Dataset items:
§ §

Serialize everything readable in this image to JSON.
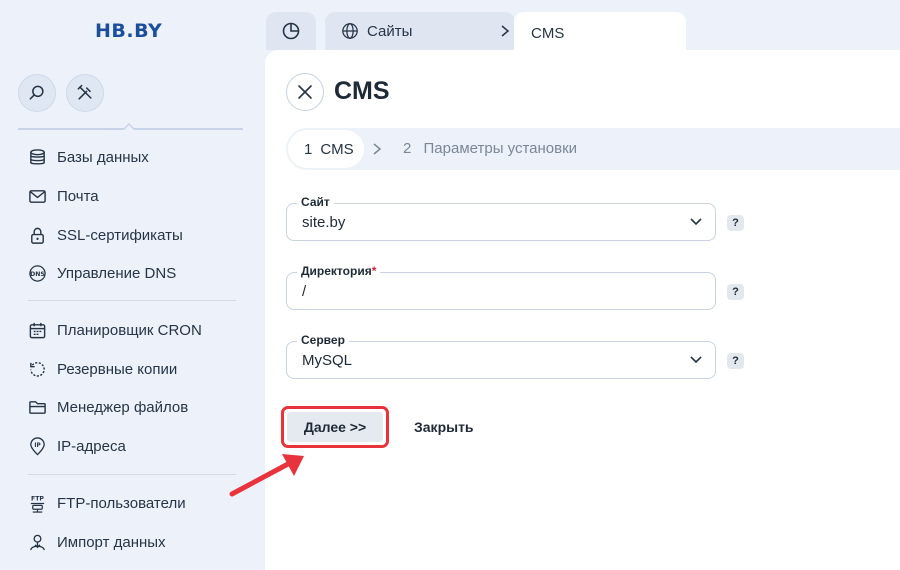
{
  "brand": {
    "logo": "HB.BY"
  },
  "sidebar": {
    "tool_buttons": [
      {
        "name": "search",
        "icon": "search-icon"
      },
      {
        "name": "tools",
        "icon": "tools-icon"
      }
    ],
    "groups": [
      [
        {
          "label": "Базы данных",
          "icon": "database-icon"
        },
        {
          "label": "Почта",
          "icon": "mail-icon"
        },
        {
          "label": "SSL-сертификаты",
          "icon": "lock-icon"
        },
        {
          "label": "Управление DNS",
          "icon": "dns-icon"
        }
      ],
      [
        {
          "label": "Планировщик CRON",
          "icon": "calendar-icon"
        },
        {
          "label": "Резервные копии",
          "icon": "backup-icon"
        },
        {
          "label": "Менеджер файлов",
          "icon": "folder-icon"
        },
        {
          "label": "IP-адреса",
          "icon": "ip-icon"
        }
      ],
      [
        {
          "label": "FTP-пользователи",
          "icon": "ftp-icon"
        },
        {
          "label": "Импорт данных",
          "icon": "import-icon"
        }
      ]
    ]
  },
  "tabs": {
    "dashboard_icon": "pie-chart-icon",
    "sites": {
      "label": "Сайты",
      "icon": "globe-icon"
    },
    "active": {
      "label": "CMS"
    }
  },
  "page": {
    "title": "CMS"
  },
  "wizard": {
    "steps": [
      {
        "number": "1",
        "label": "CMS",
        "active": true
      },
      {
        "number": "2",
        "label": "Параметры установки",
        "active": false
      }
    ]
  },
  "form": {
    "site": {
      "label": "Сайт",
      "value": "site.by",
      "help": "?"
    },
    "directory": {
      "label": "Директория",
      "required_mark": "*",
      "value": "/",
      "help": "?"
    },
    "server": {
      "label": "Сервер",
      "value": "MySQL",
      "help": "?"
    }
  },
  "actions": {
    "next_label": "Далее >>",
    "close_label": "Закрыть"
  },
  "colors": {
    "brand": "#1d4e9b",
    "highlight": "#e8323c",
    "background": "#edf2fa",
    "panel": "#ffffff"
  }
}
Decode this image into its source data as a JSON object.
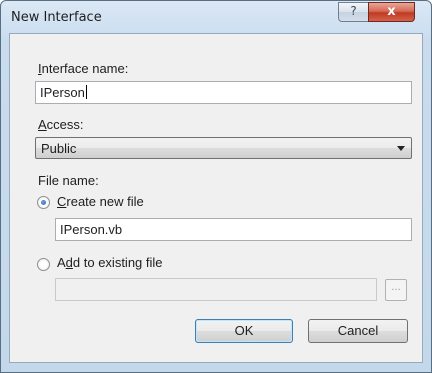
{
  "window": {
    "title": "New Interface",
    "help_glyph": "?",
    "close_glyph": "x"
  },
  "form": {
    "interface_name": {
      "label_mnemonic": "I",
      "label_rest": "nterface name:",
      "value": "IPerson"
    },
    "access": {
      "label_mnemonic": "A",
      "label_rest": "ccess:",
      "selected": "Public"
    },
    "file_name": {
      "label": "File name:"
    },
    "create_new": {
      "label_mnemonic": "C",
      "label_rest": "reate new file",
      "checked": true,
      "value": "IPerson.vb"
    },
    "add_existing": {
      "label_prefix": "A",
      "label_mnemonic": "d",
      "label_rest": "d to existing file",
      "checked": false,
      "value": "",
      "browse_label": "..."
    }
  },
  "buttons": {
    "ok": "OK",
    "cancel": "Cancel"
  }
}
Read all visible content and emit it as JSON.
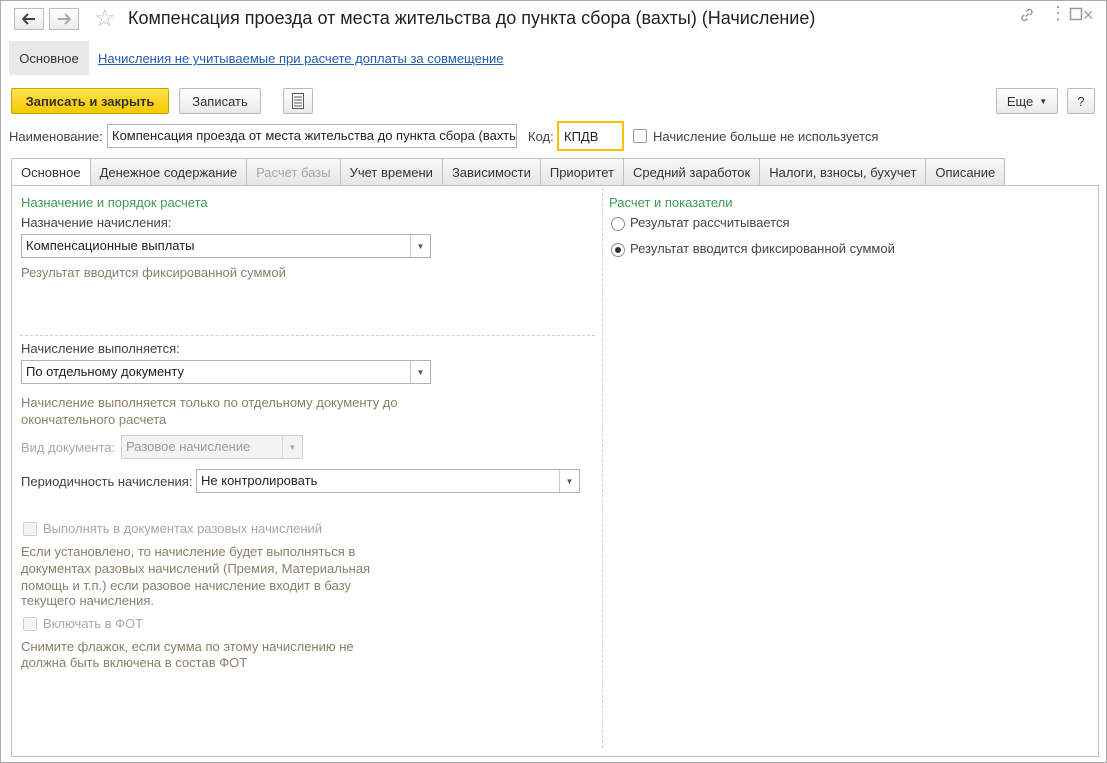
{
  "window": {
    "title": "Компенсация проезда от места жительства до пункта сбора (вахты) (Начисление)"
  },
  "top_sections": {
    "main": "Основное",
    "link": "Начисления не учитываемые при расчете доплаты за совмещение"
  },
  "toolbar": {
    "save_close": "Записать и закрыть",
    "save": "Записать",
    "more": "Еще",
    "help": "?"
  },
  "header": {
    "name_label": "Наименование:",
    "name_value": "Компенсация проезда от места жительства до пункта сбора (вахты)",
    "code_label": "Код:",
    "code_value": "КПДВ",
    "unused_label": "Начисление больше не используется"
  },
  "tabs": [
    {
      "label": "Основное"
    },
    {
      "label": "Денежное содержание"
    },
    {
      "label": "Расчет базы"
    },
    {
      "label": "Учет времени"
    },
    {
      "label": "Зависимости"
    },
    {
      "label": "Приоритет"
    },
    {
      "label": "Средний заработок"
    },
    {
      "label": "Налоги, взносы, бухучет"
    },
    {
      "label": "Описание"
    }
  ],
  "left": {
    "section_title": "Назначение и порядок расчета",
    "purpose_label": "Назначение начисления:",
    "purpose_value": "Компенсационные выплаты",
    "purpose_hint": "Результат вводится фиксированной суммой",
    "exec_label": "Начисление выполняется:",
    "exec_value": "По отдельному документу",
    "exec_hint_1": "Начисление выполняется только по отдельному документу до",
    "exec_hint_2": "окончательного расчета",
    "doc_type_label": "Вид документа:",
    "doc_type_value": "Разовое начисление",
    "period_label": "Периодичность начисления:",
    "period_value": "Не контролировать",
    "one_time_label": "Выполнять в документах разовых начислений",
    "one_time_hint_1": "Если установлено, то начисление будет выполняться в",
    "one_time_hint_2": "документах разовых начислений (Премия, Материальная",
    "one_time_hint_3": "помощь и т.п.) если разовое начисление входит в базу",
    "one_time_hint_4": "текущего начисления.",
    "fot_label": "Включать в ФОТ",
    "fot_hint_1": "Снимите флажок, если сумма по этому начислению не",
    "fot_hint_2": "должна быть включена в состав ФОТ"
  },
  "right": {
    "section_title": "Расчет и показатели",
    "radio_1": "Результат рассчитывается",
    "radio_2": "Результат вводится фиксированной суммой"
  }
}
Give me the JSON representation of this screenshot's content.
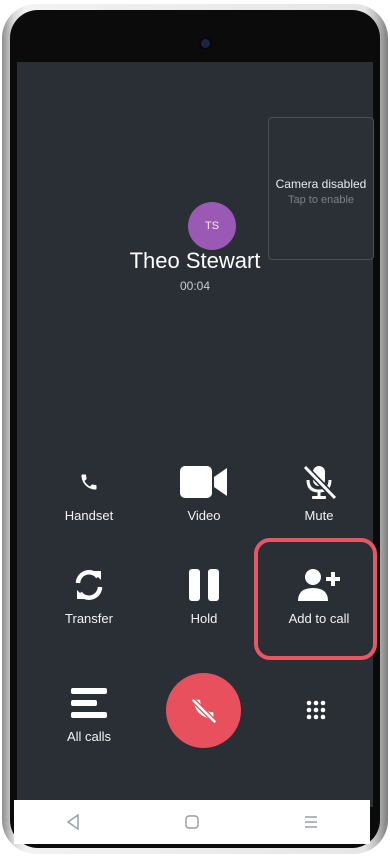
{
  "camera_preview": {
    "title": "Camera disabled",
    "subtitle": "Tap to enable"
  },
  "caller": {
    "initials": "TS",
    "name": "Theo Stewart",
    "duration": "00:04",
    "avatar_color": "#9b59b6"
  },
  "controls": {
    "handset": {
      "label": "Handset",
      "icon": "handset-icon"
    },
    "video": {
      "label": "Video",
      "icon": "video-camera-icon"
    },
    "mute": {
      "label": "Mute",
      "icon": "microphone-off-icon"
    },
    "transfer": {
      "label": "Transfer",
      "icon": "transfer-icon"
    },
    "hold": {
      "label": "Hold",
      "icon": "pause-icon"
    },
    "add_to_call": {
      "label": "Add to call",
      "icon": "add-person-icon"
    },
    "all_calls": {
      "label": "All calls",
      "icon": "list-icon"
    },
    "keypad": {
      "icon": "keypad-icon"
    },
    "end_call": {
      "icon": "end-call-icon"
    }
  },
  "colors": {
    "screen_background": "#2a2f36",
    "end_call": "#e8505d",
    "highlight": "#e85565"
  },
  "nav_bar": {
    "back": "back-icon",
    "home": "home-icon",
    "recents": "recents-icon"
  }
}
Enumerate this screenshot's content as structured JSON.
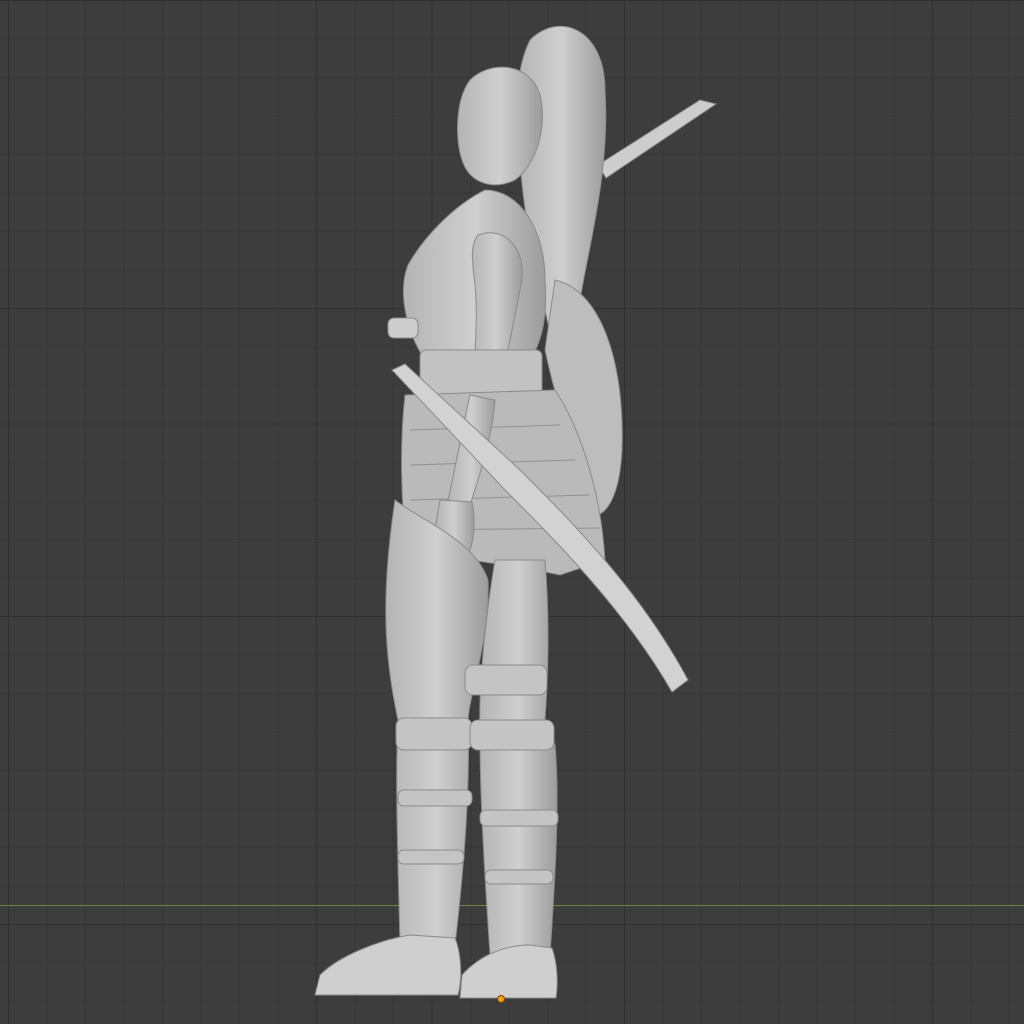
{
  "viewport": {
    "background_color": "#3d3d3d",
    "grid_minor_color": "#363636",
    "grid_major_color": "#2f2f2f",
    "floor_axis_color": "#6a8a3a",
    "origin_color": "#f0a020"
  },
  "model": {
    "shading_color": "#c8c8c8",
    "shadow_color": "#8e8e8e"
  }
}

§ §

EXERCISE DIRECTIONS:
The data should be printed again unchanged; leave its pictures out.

RESPONSE BOX:
Serialize everything readable in this image to JSON.
{
  "brand": {
    "logo": "HB.BY"
  },
  "sidebar": {
    "tool_buttons": [
      {
        "name": "search",
        "icon": "search-icon"
      },
      {
        "name": "tools",
        "icon": "tools-icon"
      }
    ],
    "groups": [
      [
        {
          "label": "Базы данных",
          "icon": "database-icon"
        },
        {
          "label": "Почта",
          "icon": "mail-icon"
        },
        {
          "label": "SSL-сертификаты",
          "icon": "lock-icon"
        },
        {
          "label": "Управление DNS",
          "icon": "dns-icon"
        }
      ],
      [
        {
          "label": "Планировщик CRON",
          "icon": "calendar-icon"
        },
        {
          "label": "Резервные копии",
          "icon": "backup-icon"
        },
        {
          "label": "Менеджер файлов",
          "icon": "folder-icon"
        },
        {
          "label": "IP-адреса",
          "icon": "ip-icon"
        }
      ],
      [
        {
          "label": "FTP-пользователи",
          "icon": "ftp-icon"
        },
        {
          "label": "Импорт данных",
          "icon": "import-icon"
        }
      ]
    ]
  },
  "tabs": {
    "dashboard_icon": "pie-chart-icon",
    "sites": {
      "label": "Сайты",
      "icon": "globe-icon"
    },
    "active": {
      "label": "CMS"
    }
  },
  "page": {
    "title": "CMS"
  },
  "wizard": {
    "steps": [
      {
        "number": "1",
        "label": "CMS",
        "active": true
      },
      {
        "number": "2",
        "label": "Параметры установки",
        "active": false
      }
    ]
  },
  "form": {
    "site": {
      "label": "Сайт",
      "value": "site.by",
      "help": "?"
    },
    "directory": {
      "label": "Директория",
      "required_mark": "*",
      "value": "/",
      "help": "?"
    },
    "server": {
      "label": "Сервер",
      "value": "MySQL",
      "help": "?"
    }
  },
  "actions": {
    "next_label": "Далее >>",
    "close_label": "Закрыть"
  },
  "colors": {
    "brand": "#1d4e9b",
    "highlight": "#e8323c",
    "background": "#edf2fa",
    "panel": "#ffffff"
  }
}
Decode this image into its source data as a JSON object.
{
  "window": {
    "title": "New Interface",
    "help_glyph": "?",
    "close_glyph": "x"
  },
  "form": {
    "interface_name": {
      "label_mnemonic": "I",
      "label_rest": "nterface name:",
      "value": "IPerson"
    },
    "access": {
      "label_mnemonic": "A",
      "label_rest": "ccess:",
      "selected": "Public"
    },
    "file_name": {
      "label": "File name:"
    },
    "create_new": {
      "label_mnemonic": "C",
      "label_rest": "reate new file",
      "checked": true,
      "value": "IPerson.vb"
    },
    "add_existing": {
      "label_prefix": "A",
      "label_mnemonic": "d",
      "label_rest": "d to existing file",
      "checked": false,
      "value": "",
      "browse_label": "..."
    }
  },
  "buttons": {
    "ok": "OK",
    "cancel": "Cancel"
  }
}
Read all visible content and emit it as JSON.
{
  "window": {
    "title": "Компенсация проезда от места жительства до пункта сбора (вахты) (Начисление)"
  },
  "top_sections": {
    "main": "Основное",
    "link": "Начисления не учитываемые при расчете доплаты за совмещение"
  },
  "toolbar": {
    "save_close": "Записать и закрыть",
    "save": "Записать",
    "more": "Еще",
    "help": "?"
  },
  "header": {
    "name_label": "Наименование:",
    "name_value": "Компенсация проезда от места жительства до пункта сбора (вахты)",
    "code_label": "Код:",
    "code_value": "КПДВ",
    "unused_label": "Начисление больше не используется"
  },
  "tabs": [
    {
      "label": "Основное"
    },
    {
      "label": "Денежное содержание"
    },
    {
      "label": "Расчет базы"
    },
    {
      "label": "Учет времени"
    },
    {
      "label": "Зависимости"
    },
    {
      "label": "Приоритет"
    },
    {
      "label": "Средний заработок"
    },
    {
      "label": "Налоги, взносы, бухучет"
    },
    {
      "label": "Описание"
    }
  ],
  "left": {
    "section_title": "Назначение и порядок расчета",
    "purpose_label": "Назначение начисления:",
    "purpose_value": "Компенсационные выплаты",
    "purpose_hint": "Результат вводится фиксированной суммой",
    "exec_label": "Начисление выполняется:",
    "exec_value": "По отдельному документу",
    "exec_hint_1": "Начисление выполняется только по отдельному документу до",
    "exec_hint_2": "окончательного расчета",
    "doc_type_label": "Вид документа:",
    "doc_type_value": "Разовое начисление",
    "period_label": "Периодичность начисления:",
    "period_value": "Не контролировать",
    "one_time_label": "Выполнять в документах разовых начислений",
    "one_time_hint_1": "Если установлено, то начисление будет выполняться в",
    "one_time_hint_2": "документах разовых начислений (Премия, Материальная",
    "one_time_hint_3": "помощь и т.п.) если разовое начисление входит в базу",
    "one_time_hint_4": "текущего начисления.",
    "fot_label": "Включать в ФОТ",
    "fot_hint_1": "Снимите флажок, если сумма по этому начислению не",
    "fot_hint_2": "должна быть включена в состав ФОТ"
  },
  "right": {
    "section_title": "Расчет и показатели",
    "radio_1": "Результат рассчитывается",
    "radio_2": "Результат вводится фиксированной суммой"
  }
}
Give me the JSON representation of this screenshot's content.
{
  "camera_preview": {
    "title": "Camera disabled",
    "subtitle": "Tap to enable"
  },
  "caller": {
    "initials": "TS",
    "name": "Theo Stewart",
    "duration": "00:04",
    "avatar_color": "#9b59b6"
  },
  "controls": {
    "handset": {
      "label": "Handset",
      "icon": "handset-icon"
    },
    "video": {
      "label": "Video",
      "icon": "video-camera-icon"
    },
    "mute": {
      "label": "Mute",
      "icon": "microphone-off-icon"
    },
    "transfer": {
      "label": "Transfer",
      "icon": "transfer-icon"
    },
    "hold": {
      "label": "Hold",
      "icon": "pause-icon"
    },
    "add_to_call": {
      "label": "Add to call",
      "icon": "add-person-icon"
    },
    "all_calls": {
      "label": "All calls",
      "icon": "list-icon"
    },
    "keypad": {
      "icon": "keypad-icon"
    },
    "end_call": {
      "icon": "end-call-icon"
    }
  },
  "colors": {
    "screen_background": "#2a2f36",
    "end_call": "#e8505d",
    "highlight": "#e85565"
  },
  "nav_bar": {
    "back": "back-icon",
    "home": "home-icon",
    "recents": "recents-icon"
  }
}
Enumerate this screenshot's content as structured JSON.
{
  "viewport": {
    "background_color": "#3d3d3d",
    "grid_minor_color": "#363636",
    "grid_major_color": "#2f2f2f",
    "floor_axis_color": "#6a8a3a",
    "origin_color": "#f0a020"
  },
  "model": {
    "shading_color": "#c8c8c8",
    "shadow_color": "#8e8e8e"
  }
}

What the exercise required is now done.